Next Article in Journal
Phylogenetically Diverse Fusarium Species Associated with Sorghum (Sorghum Bicolor L. Moench) and Finger Millet (Eleusine Coracana L. Garten) Grains from Ethiopia
Next Article in Special Issue
Stable Isotope Analyses of Multiple Tissues of Great Shearwaters (Ardenna Gravis) Reveals Long-Term Dietary Stability, Short-Term Changes in Diet, and Can be Used as a Tool to Monitor Food Webs
Previous Article in Journal
Invasive Potential of Pet-Traded Pill-Box Crabs from Genus Limnopilos
Previous Article in Special Issue
The Importance of Isotopic Turnover for Understanding Key Aspects of Animal Ecology and Nutrition
Open AccessArticle
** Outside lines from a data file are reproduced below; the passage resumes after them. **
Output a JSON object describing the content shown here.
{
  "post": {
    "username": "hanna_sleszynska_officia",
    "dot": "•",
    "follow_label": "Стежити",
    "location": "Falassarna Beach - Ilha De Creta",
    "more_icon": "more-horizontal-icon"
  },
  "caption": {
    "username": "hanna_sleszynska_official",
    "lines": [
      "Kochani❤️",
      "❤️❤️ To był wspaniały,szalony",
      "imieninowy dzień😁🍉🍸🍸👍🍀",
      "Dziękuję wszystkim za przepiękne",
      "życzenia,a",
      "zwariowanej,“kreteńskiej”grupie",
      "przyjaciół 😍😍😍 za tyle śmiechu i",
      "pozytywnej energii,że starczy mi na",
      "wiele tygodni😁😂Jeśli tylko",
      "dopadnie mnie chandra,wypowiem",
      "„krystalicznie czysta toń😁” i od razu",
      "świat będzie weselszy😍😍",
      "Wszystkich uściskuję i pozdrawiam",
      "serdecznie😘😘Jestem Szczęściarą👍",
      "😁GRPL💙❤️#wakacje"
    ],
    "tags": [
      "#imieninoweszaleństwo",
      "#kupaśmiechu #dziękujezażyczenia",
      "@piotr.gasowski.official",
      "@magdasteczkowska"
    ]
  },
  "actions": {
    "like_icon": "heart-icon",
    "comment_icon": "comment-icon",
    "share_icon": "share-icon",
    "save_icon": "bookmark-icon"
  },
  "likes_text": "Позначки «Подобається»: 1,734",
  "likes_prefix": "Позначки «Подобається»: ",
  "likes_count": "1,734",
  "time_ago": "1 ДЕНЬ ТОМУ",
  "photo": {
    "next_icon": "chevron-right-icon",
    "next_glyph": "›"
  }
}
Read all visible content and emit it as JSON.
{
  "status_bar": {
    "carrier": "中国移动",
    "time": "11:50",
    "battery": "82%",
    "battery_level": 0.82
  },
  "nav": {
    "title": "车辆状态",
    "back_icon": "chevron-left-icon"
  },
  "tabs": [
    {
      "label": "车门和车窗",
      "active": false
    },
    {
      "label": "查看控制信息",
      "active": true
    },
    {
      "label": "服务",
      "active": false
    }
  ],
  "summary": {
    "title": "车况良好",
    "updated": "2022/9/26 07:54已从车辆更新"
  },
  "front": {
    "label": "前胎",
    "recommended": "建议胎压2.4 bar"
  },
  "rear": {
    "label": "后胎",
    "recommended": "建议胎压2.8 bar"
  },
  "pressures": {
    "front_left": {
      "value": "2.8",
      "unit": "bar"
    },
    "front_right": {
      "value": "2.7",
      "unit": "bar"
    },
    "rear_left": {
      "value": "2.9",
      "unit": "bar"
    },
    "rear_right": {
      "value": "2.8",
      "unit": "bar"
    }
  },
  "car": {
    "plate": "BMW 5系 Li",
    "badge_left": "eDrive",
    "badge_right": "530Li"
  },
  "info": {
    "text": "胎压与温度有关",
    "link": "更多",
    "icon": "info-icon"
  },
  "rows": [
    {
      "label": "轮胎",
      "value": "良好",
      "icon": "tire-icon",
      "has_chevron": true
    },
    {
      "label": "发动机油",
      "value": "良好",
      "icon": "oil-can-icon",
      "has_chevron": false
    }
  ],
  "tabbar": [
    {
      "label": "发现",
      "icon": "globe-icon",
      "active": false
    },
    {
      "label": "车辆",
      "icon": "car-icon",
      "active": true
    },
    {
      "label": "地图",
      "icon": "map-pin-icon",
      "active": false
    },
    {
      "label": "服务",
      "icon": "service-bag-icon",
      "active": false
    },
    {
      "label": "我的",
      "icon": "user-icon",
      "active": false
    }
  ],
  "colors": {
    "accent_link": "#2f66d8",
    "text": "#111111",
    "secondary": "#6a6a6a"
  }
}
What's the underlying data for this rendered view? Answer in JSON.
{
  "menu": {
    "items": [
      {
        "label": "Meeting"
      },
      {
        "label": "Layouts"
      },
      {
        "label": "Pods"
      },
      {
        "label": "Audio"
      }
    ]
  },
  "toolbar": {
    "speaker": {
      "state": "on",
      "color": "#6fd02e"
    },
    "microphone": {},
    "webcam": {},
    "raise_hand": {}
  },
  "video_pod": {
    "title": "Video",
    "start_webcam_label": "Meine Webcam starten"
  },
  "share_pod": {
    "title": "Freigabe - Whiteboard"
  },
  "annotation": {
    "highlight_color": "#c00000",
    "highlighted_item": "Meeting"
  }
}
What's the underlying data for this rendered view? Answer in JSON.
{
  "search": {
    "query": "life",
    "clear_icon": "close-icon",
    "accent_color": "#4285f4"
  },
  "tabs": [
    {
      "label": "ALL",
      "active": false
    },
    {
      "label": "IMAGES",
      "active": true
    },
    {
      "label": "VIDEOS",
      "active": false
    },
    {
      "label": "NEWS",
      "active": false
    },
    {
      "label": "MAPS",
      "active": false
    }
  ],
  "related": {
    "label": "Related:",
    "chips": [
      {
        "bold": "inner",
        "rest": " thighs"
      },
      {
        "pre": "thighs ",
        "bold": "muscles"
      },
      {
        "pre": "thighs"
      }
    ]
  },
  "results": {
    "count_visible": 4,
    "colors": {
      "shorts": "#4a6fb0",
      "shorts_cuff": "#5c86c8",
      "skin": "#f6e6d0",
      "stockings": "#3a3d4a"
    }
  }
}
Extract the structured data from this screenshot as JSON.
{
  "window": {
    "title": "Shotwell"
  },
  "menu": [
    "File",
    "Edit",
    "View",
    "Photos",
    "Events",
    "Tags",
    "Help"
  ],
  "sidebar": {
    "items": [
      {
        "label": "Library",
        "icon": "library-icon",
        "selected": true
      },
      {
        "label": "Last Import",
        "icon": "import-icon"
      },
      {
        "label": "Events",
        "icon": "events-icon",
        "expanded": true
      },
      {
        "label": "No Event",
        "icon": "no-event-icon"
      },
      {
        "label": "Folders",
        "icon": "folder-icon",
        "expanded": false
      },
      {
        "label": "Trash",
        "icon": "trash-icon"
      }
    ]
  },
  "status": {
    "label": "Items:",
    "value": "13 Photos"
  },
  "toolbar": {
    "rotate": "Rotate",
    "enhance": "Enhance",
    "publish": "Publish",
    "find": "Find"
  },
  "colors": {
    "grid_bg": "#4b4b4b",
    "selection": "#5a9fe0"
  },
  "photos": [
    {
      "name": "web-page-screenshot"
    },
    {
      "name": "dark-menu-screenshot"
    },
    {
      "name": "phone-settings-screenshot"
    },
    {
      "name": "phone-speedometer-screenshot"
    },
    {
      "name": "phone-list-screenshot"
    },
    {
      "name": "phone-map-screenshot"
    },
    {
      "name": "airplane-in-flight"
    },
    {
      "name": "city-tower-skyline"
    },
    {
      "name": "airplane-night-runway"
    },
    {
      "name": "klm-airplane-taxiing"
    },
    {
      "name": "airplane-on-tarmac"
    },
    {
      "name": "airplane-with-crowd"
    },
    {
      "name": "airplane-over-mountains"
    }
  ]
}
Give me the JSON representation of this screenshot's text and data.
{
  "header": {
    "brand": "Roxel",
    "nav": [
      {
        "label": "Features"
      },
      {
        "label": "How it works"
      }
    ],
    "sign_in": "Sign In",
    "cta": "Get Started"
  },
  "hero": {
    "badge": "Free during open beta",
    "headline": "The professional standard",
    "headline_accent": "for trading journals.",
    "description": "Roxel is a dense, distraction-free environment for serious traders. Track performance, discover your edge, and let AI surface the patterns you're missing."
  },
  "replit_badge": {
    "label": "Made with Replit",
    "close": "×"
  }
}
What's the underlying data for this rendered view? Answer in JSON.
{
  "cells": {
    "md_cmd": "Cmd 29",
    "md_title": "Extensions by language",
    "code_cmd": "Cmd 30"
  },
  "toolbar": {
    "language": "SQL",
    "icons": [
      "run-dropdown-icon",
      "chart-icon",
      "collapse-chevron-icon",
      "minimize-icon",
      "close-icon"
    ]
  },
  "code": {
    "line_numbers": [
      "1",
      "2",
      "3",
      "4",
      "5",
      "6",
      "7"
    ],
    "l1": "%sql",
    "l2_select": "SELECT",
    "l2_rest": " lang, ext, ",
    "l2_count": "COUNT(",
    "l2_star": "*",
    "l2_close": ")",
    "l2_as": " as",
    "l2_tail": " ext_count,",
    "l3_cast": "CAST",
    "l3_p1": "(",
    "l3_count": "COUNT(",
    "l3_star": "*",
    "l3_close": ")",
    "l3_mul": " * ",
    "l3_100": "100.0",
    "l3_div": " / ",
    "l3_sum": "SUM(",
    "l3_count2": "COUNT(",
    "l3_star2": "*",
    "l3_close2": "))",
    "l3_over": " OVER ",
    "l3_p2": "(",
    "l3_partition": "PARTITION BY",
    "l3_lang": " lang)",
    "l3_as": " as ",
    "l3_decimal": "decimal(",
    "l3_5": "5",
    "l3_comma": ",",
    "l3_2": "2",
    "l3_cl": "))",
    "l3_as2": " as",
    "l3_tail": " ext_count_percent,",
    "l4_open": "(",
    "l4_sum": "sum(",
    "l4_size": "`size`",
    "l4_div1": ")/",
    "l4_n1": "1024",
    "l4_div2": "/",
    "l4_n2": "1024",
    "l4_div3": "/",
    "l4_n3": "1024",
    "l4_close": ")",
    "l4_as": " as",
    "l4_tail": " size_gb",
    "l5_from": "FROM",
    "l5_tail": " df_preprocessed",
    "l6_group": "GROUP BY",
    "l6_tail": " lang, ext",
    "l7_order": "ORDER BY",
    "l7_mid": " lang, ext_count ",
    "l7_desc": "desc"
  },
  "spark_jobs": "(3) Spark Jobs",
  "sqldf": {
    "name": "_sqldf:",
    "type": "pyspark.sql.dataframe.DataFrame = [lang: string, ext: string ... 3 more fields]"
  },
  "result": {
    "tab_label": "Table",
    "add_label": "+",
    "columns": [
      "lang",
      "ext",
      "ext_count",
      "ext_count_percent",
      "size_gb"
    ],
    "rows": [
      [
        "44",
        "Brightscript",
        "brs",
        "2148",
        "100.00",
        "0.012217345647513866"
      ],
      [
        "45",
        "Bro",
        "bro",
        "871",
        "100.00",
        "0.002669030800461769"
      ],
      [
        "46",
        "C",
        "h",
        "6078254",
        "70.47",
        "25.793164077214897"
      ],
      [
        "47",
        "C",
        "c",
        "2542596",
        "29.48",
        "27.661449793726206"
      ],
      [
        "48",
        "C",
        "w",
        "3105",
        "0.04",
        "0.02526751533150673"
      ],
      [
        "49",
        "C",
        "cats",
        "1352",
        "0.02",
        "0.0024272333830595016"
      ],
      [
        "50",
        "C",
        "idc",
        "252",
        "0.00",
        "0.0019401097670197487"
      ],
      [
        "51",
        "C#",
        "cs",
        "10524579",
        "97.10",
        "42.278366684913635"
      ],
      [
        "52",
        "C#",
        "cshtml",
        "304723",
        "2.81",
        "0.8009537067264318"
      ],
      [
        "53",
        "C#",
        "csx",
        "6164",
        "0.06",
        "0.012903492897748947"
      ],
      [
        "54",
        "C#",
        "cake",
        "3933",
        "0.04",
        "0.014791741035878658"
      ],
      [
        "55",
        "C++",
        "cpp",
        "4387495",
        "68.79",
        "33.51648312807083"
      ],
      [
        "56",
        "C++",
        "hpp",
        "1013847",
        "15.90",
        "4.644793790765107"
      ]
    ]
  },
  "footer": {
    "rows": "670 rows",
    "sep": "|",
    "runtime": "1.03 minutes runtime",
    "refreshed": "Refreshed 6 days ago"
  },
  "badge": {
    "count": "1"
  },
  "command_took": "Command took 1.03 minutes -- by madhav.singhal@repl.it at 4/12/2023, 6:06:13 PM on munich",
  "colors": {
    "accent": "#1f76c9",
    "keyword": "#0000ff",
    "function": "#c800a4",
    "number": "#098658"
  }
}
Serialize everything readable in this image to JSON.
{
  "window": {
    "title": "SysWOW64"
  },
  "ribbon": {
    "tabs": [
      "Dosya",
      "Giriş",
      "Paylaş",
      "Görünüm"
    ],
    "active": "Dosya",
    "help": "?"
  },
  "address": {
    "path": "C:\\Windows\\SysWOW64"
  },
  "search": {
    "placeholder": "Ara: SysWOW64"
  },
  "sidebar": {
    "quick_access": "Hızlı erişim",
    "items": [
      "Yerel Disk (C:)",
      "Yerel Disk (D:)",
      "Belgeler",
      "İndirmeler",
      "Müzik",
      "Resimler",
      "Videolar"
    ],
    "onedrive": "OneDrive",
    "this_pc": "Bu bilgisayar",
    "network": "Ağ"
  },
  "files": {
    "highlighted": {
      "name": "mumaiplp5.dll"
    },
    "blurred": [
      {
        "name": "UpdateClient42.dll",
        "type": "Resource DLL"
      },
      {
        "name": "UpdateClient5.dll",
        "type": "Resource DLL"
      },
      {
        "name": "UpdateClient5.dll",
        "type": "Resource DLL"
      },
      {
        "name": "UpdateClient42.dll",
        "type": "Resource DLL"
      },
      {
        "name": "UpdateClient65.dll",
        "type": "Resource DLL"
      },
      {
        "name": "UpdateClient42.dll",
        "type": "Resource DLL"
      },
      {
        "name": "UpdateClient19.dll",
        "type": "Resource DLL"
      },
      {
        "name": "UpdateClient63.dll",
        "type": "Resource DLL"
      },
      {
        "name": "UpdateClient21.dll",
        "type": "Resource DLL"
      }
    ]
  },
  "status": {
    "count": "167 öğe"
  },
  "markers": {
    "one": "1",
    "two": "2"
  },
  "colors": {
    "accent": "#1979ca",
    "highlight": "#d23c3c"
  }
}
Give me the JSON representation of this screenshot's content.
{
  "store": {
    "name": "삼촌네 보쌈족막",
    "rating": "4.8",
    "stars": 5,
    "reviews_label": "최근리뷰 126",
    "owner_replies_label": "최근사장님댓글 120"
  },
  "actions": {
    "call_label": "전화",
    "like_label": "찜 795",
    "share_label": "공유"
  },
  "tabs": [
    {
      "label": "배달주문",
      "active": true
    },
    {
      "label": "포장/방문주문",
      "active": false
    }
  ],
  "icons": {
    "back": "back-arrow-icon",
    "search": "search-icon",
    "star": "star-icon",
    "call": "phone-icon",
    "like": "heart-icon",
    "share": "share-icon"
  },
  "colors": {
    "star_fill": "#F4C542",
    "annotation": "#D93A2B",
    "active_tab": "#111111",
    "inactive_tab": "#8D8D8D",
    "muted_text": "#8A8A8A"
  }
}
Chiseling Away at the Dogma of Dietary Specialization in Dipodomys Microps

School of Biological Sciences, University of Utah, 257 S 1400 E, Salt Lake City, UT 84112, USA
*
Author to whom correspondence should be addressed.
These authors contributed equally to this work (co-first authors).
Diversity 2019, 11(6), 92; https://doi.org/10.3390/d11060092
Received: 14 December 2018 / Revised: 3 June 2019 / Accepted: 11 June 2019 / Published: 14 June 2019
(This article belongs to the Special Issue Stable Isotopes in Ecological Research)
Dipodomys microps, the chisel-toothed kangaroo rat, is heralded as one of few mammalian herbivores capable of dietary specialization. Throughout its range, the diet of D. microps is thought to consist primarily of Atriplex confertifolia (saltbush), a C4 plant, and sparing amounts of C3 plants. Using stable isotopes of carbon and nitrogen as natural diet tracers, we asked whether D. microps is an obligate specialist on saltbush. We analyzed hair samples of D. microps for isotopes from historic and recent museum specimens (N = 66). A subset of samples (N = 17) from 2017 that were associated with field notes on plant abundances were further evaluated to test how local saltbush abundance affects its inclusion in the diet of D. microps. Overall, we found that the chisel-toothed kangaroo rat facultatively specializes on saltbush and that the degree of specialization has varied over time and space. Moreover, saltbush abundance dictates its inclusion in the diet. Furthermore, roughly a quarter of the diet is comprised of insects, and over the past century, insects have become more prevalent and saltbush less prevalent in the diet. We suggest that environmental factors such as climate change and rangeland expansion have caused D. microps to include more C3 plants and insects. View Full-Text
Keywords: δ13C; Atriplex confertifolia; chisel-toothed kangaroo rat; diet shifts; Dipodomys microps; disturbance; environment; Mojave Desert; museum specimens; saltbush; specialization; stable isotopes δ13C; Atriplex confertifolia; chisel-toothed kangaroo rat; diet shifts; Dipodomys microps; disturbance; environment; Mojave Desert; museum specimens; saltbush; specialization; stable isotopes
Show Figures

Figure 1

MDPI and ACS Style

Stephens, S.R.; Orr, T.J.; Dearing, M.D. Chiseling Away at the Dogma of Dietary Specialization in Dipodomys Microps. Diversity 2019, 11, 92.

Show more citation formats Show less citations formats
Note that from the first issue of 2016, MDPI journals use article numbers instead of page numbers. See further details here.

Article Access Map by Country/Region

1
Back to TopTop